The State Government has relaxed its stand on the movement, outlawed 12 years ago after an inquiry described it as perverted, debased, ill-founded and harmful.

The Chief Secretary, Mr. Dickie, last night confirmed that Mrs. Allen, of Balwyn, had been recognised as a minister of religion.

But he said the Psychological Practices Act of 1965, under which the movement was outlawed, still operated.

"We have no reason to prevent them from carrying out marriages because they are recognised to do so under Commonwealth law," Mr. Dickie said.

"But we certainly would not tolerate the practices which were part of their cult before 1964.

"She is recognised as a minister of religion but whether we recognise scientology as a religion is entirely another thing."

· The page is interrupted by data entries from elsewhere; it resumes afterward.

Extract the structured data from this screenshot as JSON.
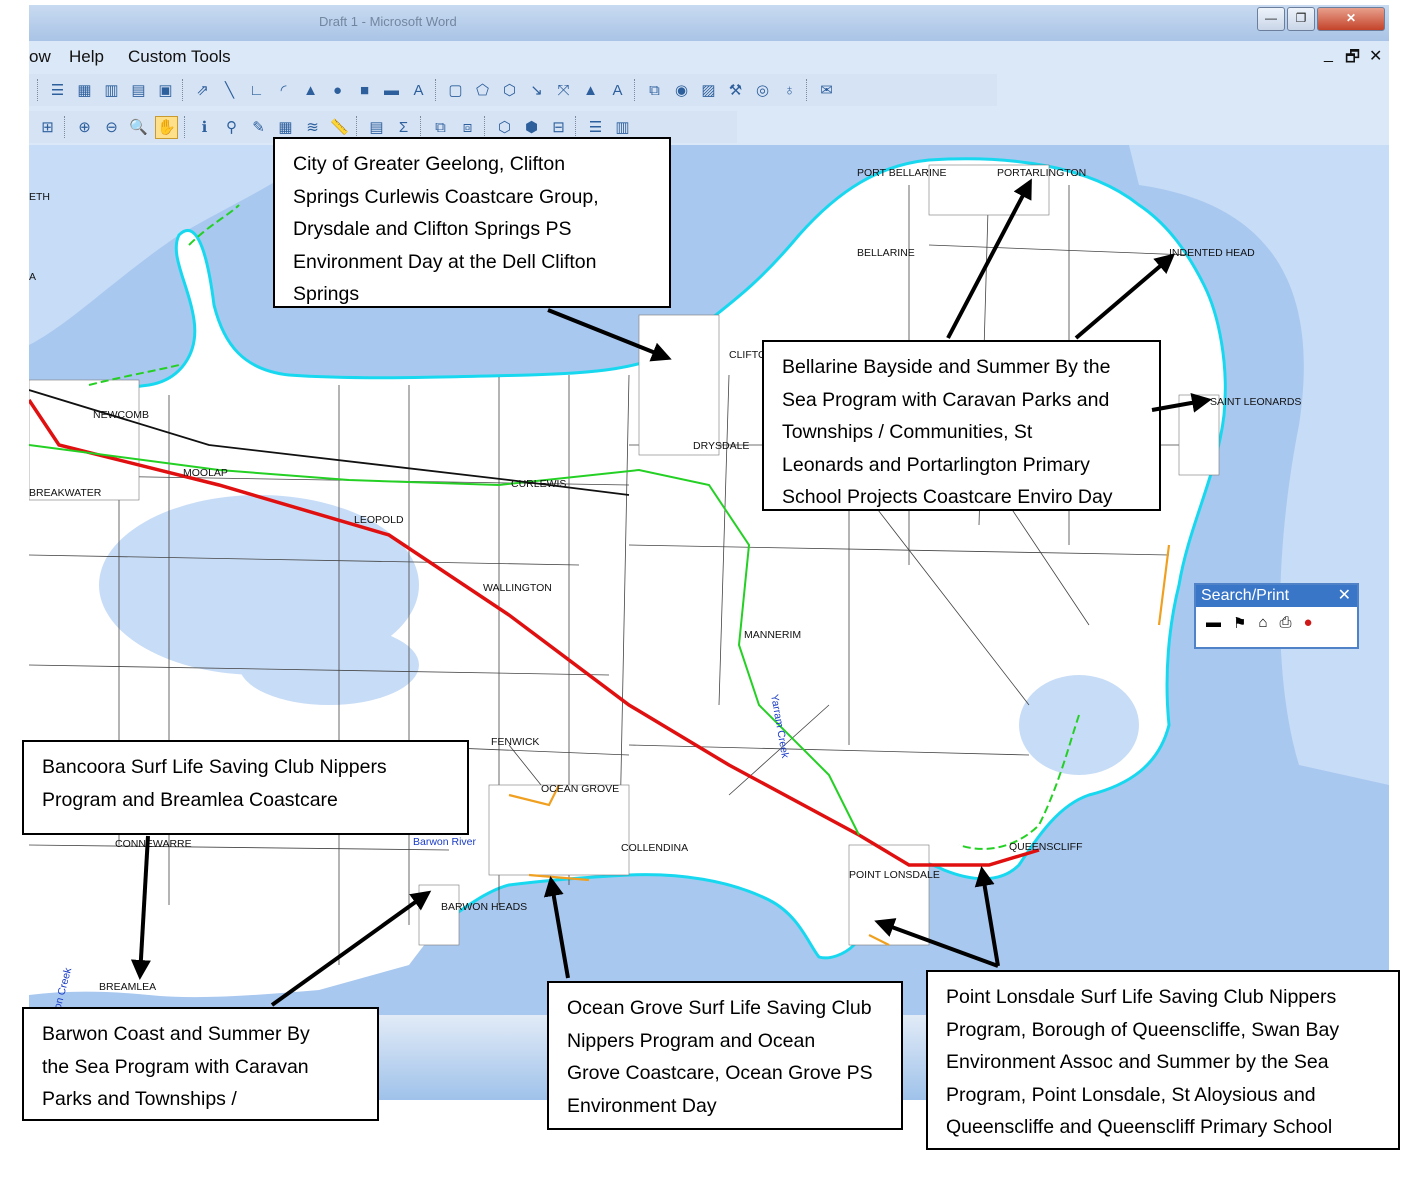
{
  "window": {
    "title": "Draft 1 - Microsoft Word",
    "minimize_symbol": "—",
    "restore_symbol": "❐",
    "close_symbol": "✕"
  },
  "menubar": {
    "items": [
      "ow",
      "Help",
      "Custom Tools"
    ],
    "mdi_minimize": "_",
    "mdi_restore": "🗗",
    "mdi_close": "✕"
  },
  "toolbar_top": {
    "icons": [
      "list-icon",
      "table-icon",
      "chart-icon",
      "grid-icon",
      "window-icon",
      "pointer-icon",
      "line-icon",
      "polyline-icon",
      "arc-icon",
      "triangle-icon",
      "circle-icon",
      "rectangle-icon",
      "rounded-rect-icon",
      "text-icon",
      "frame-icon",
      "polygon-icon",
      "reshape-icon",
      "node-icon",
      "split-icon",
      "flag-icon",
      "label-icon",
      "layers-icon",
      "globe-icon",
      "map-icon",
      "tool-icon",
      "settings-icon",
      "globe-marker-icon",
      "message-icon"
    ],
    "glyphs": [
      "☰",
      "▦",
      "▥",
      "▤",
      "▣",
      "⇗",
      "╲",
      "∟",
      "◜",
      "▲",
      "●",
      "■",
      "▬",
      "A",
      "▢",
      "⬠",
      "⬡",
      "↘",
      "⤧",
      "▲",
      "A",
      "⧉",
      "◉",
      "▨",
      "⚒",
      "◎",
      "♁",
      "✉"
    ]
  },
  "toolbar_bottom": {
    "icons": [
      "select-icon",
      "zoom-in-icon",
      "zoom-out-icon",
      "zoom-query-icon",
      "pan-hand-icon",
      "info-icon",
      "measure-icon",
      "label-tag-icon",
      "layer-control-icon",
      "stack-icon",
      "ruler-icon",
      "browse-icon",
      "sum-icon",
      "redistrict-icon",
      "graph-icon",
      "thematic-icon",
      "scale-icon",
      "print-icon",
      "legend-icon",
      "report-icon"
    ],
    "glyphs": [
      "⊞",
      "⊕",
      "⊖",
      "🔍",
      "✋",
      "ℹ",
      "⚲",
      "✎",
      "▦",
      "≋",
      "📏",
      "▤",
      "Σ",
      "⧉",
      "⧈",
      "⬡",
      "⬢",
      "⊟",
      "☰",
      "▥"
    ]
  },
  "map_labels": [
    "PORT BELLARINE",
    "PORTARLINGTON",
    "BELLARINE",
    "INDENTED HEAD",
    "CLIFTON S",
    "DRYSDALE",
    "SAINT LEONARDS",
    "NEWCOMB",
    "MOOLAP",
    "BREAKWATER",
    "CURLEWIS",
    "LEOPOLD",
    "WALLINGTON",
    "MANNERIM",
    "Yarram Creek",
    "FENWICK",
    "OCEAN GROVE",
    "COLLENDINA",
    "QUEENSCLIFF",
    "POINT LONSDALE",
    "BARWON HEADS",
    "Barwon River",
    "CONNEWARRE",
    "BREAMLEA",
    "ETH",
    "A",
    "son Creek"
  ],
  "callouts": {
    "geelong": [
      "City of Greater Geelong, Clifton",
      "Springs Curlewis Coastcare Group,",
      "Drysdale and Clifton Springs PS",
      "Environment Day at the Dell Clifton",
      "Springs"
    ],
    "bellarine": [
      "Bellarine Bayside and Summer By the",
      "Sea Program with Caravan Parks and",
      "Townships / Communities, St",
      "Leonards and Portarlington Primary",
      "School Projects Coastcare Enviro Day"
    ],
    "bancoora": [
      "Bancoora Surf Life Saving Club Nippers",
      "Program and Breamlea Coastcare"
    ],
    "barwon": [
      "Barwon Coast and Summer By",
      "the Sea Program with Caravan",
      "Parks and Townships /"
    ],
    "ocean_grove": [
      "Ocean Grove Surf Life Saving Club",
      "Nippers Program and Ocean",
      "Grove Coastcare, Ocean Grove PS",
      "Environment Day"
    ],
    "point_lonsdale": [
      "Point Lonsdale Surf Life Saving Club Nippers",
      "Program, Borough of Queenscliffe, Swan Bay",
      "Environment Assoc and Summer by the Sea",
      "Program, Point Lonsdale, St Aloysious and",
      "Queenscliffe and Queenscliff Primary School"
    ]
  },
  "search_print": {
    "title": "Search/Print",
    "close": "✕",
    "glyphs": [
      "▬",
      "⚑",
      "⌂",
      "⎙",
      "●"
    ]
  },
  "colors": {
    "water": "#a9c8ef",
    "deep_water": "#c7dcf6",
    "land": "#ffffff",
    "coastline": "#18d8ef",
    "highway": "#e01010",
    "road_green": "#24d024",
    "road_black": "#111111",
    "track_orange": "#f0a020"
  }
}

The State Registrar of Ministers for Religion, Mr. J. M. Ryder, has told Mrs. Allen, a 40-year-old mother of four, her registered number is V16798. Her official denomination is the Church of Scientology Incorporated.

Mrs. Allen said last night her registration meant the Government had recognised Scientology as a religion.

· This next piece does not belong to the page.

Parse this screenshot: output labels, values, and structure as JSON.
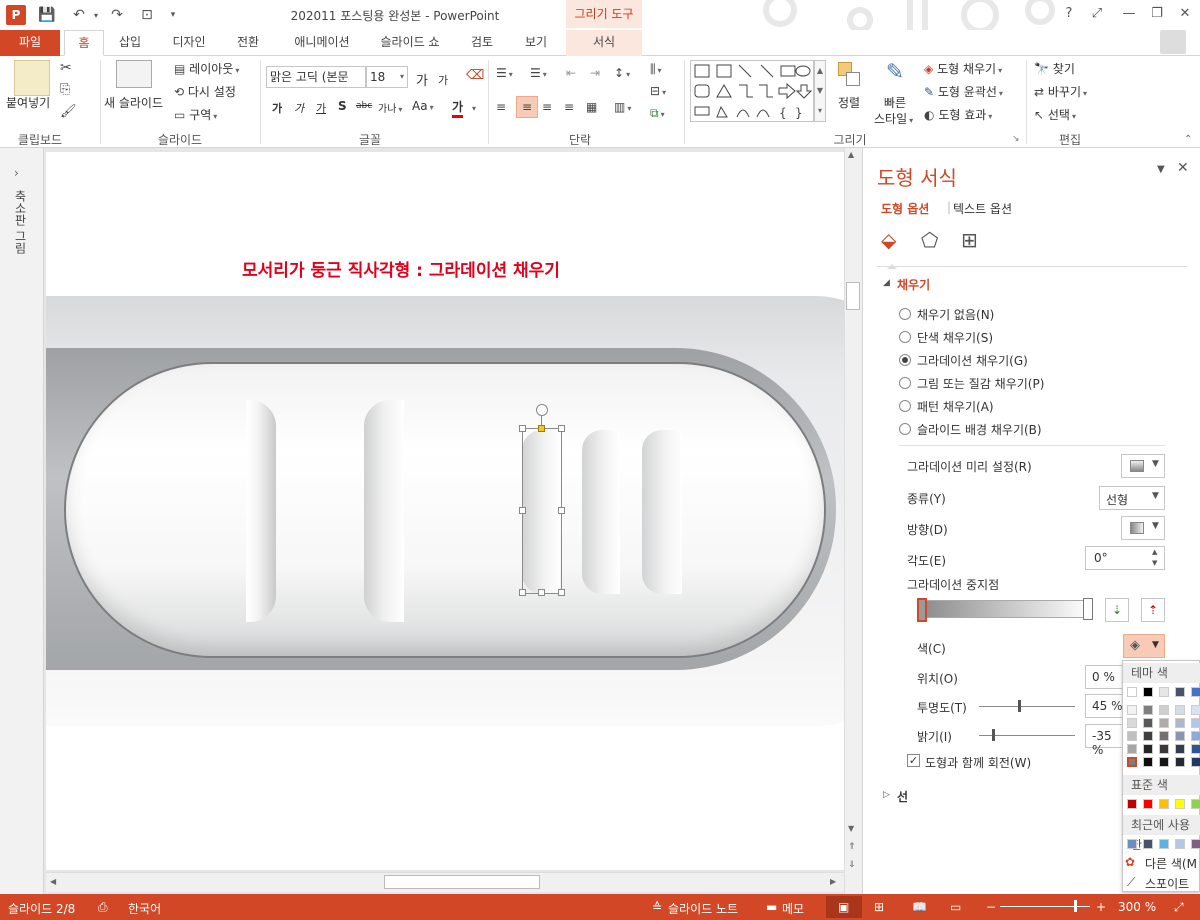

"This has been a long time coming and it's a great victory for us," she said.

She said there had been no prosecutions under the 1965 Act and the Federal Government had recognised scientology as a denomination in 1973.

Based on fiction

The practice of scientology was banned by the act after a 160-day board of inquiry which yielded four million words of evidence and cost the State $75,000.

Mr. K. V. Anderson, QC, now a judge, found that scientology was evil, a danger to the mental health of the community, based on fiction and propagated by falsehood.

Scientologists say the idea behind scientology, or dianetics, is improvement of communications between the individual, his fellow man and the environment. It is often referred to as "the modern science of mental health".

Mr. Dickie said the Psychological Practices Act, passed in November, 1975, did not apply to recognised ministers of religion.

"This church of scientology had sought for this woman to be registered but we have delayed action on it to see whether the Psychological Practices Act might take precedence over the Commonwealth Marriage Act, which obviously it did not," he said.

Mrs. Allen said the Government had turned a blind eye to the movement in recent years. The act had been passed in "a feeling of hysteria".

She said there had been major changes to the church's management.

Services are held every Sunday at 3 pm in a large house in Inkerman Road, Caulfield. About 10 to 15 people usually attend.

[photo: Elaine Allen holding up Scientology cross around her neck] Mrs Allen, pictured in front of the large Caulfield house where services are held every Sunday.